“Flank steak comes from the muscular abdominal side of the animal and has many muscle fibers running in a single direction, thus making it tougher than other cuts of beef but also more flavourful. It is not an easy cut to cook as it overcooks easily, resulting in a very tough and chewy bite if prepared incorrectly,” says Chef Loke, who uses a flank cut of Tajima Wagyu beef from Australia. Although it’s lean, the marbling of the Tajima Wagyu coupled with the use of their Pira oven yields a juicy and tender steak. The high heat of the Pira oven allows the meat to obtain a beautiful outer crust quicker while cooking evenly through the meat, which means it takes less time compared to a conventional grill, and retains its tenderness, she adds.
Riding on the increasing popularity of good-value alternative cuts, Sheen Jet Leong made a splash with The Feather Blade, a popup he founded that serves only the feather blade (or flat iron) cut.
“The feather blade is from the cattle’s shoulder, nestled within the oyster blade. It’s a fairly unknown cut. We ensure that it is portioned out without any sinew and for optimal tenderness and juiciness, we recommend cooking it medium rare.” says Mr Leong, who describes the feather blade to have the perfect balance of flavour, juiciness and tenderness. The steaks are simply dressed with salt and browned butter to allow the flavour of the meat to shine. Mr Leong shares that the feather blade cut (priced at $21) has been very well received, pleasantly surprising those who tried the cut for the first time.
“We’ve even been told by some that it’s the best steak they’ve ever had,” he says. In fact, business has been so good that he is now keen to explore having a permanent space. The pop-up steakhouse located at Zui Hong Lou, 90 Club Street, is currently open till April 28, and only on on Fridays to Sundays from 5:30pm. Will wagyu or tenderloin lovers switch over for a bite? It’s something to chew on for sure.

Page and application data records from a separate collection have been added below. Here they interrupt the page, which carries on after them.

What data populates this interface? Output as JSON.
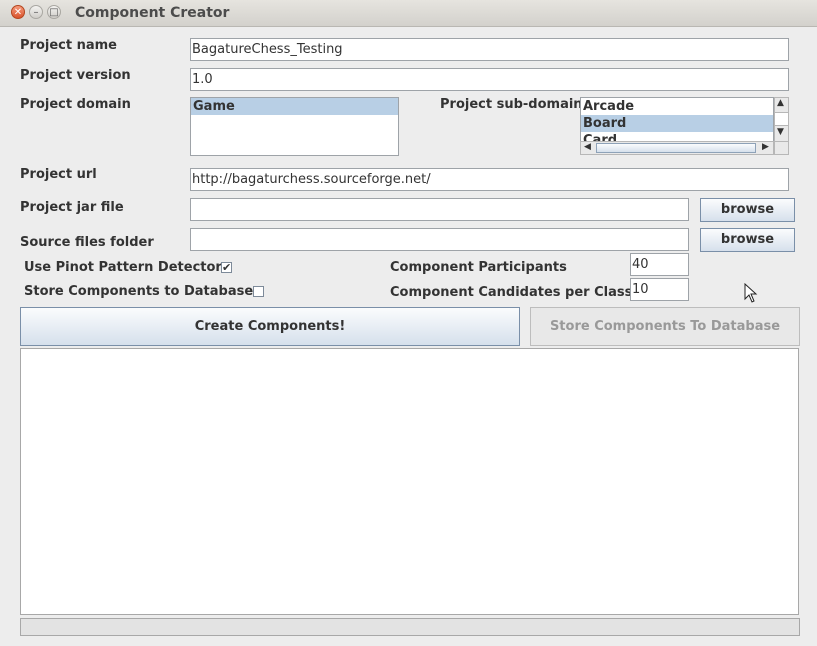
{
  "window": {
    "title": "Component Creator"
  },
  "labels": {
    "project_name": "Project name",
    "project_version": "Project version",
    "project_domain": "Project domain",
    "project_subdomain": "Project sub-domain",
    "project_url": "Project url",
    "project_jar_file": "Project jar file",
    "source_files_folder": "Source files folder",
    "use_pinot": "Use Pinot Pattern Detector",
    "store_components_db": "Store Components to Database",
    "component_participants": "Component Participants",
    "component_candidates": "Component Candidates per Class"
  },
  "fields": {
    "project_name": "BagatureChess_Testing",
    "project_version": "1.0",
    "project_url": "http://bagaturchess.sourceforge.net/",
    "project_jar_file": "",
    "source_files_folder": "",
    "component_participants": "40",
    "component_candidates": "10"
  },
  "domain_list": {
    "items": [
      "Game"
    ],
    "selected": "Game"
  },
  "subdomain_list": {
    "items": [
      "Arcade",
      "Board",
      "Card"
    ],
    "selected": "Board"
  },
  "checkboxes": {
    "use_pinot": true,
    "store_components_db": false
  },
  "buttons": {
    "browse_jar": "browse",
    "browse_source": "browse",
    "create_components": "Create Components!",
    "store_components": "Store Components To Database"
  },
  "icons": {
    "close": "close-icon",
    "minimize": "minimize-icon",
    "maximize": "maximize-icon",
    "check": "checkmark-icon"
  }
}
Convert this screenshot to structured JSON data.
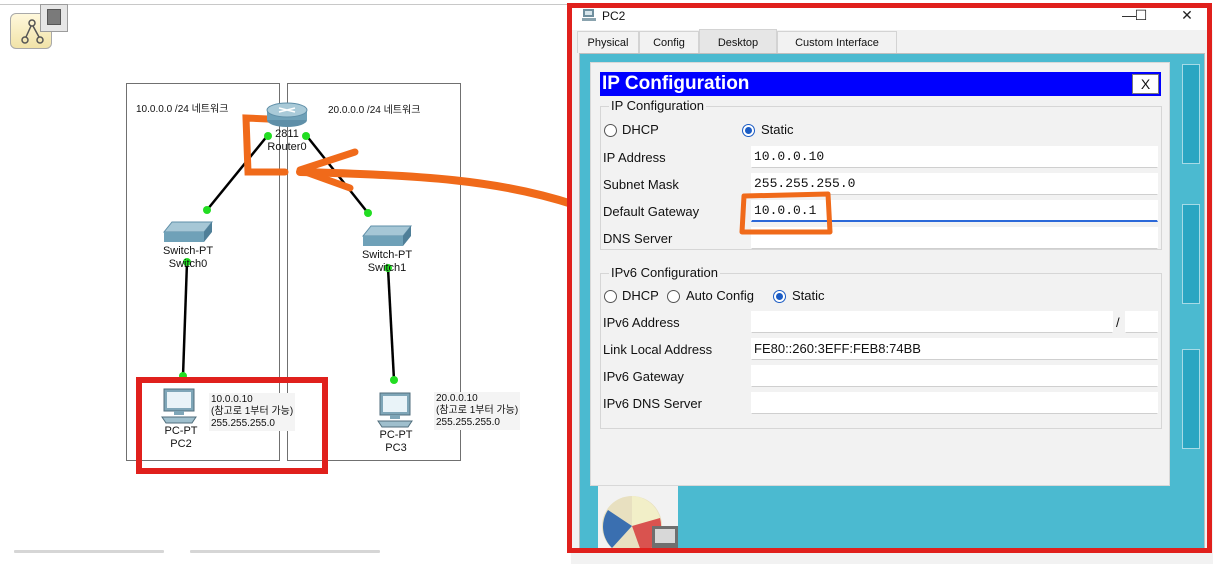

This article was originally published in The Business Times.
Photos: Andaz Singapore, Basque Kitchen by Aitor, Bochinche, Burnt Ends & The Feather Blade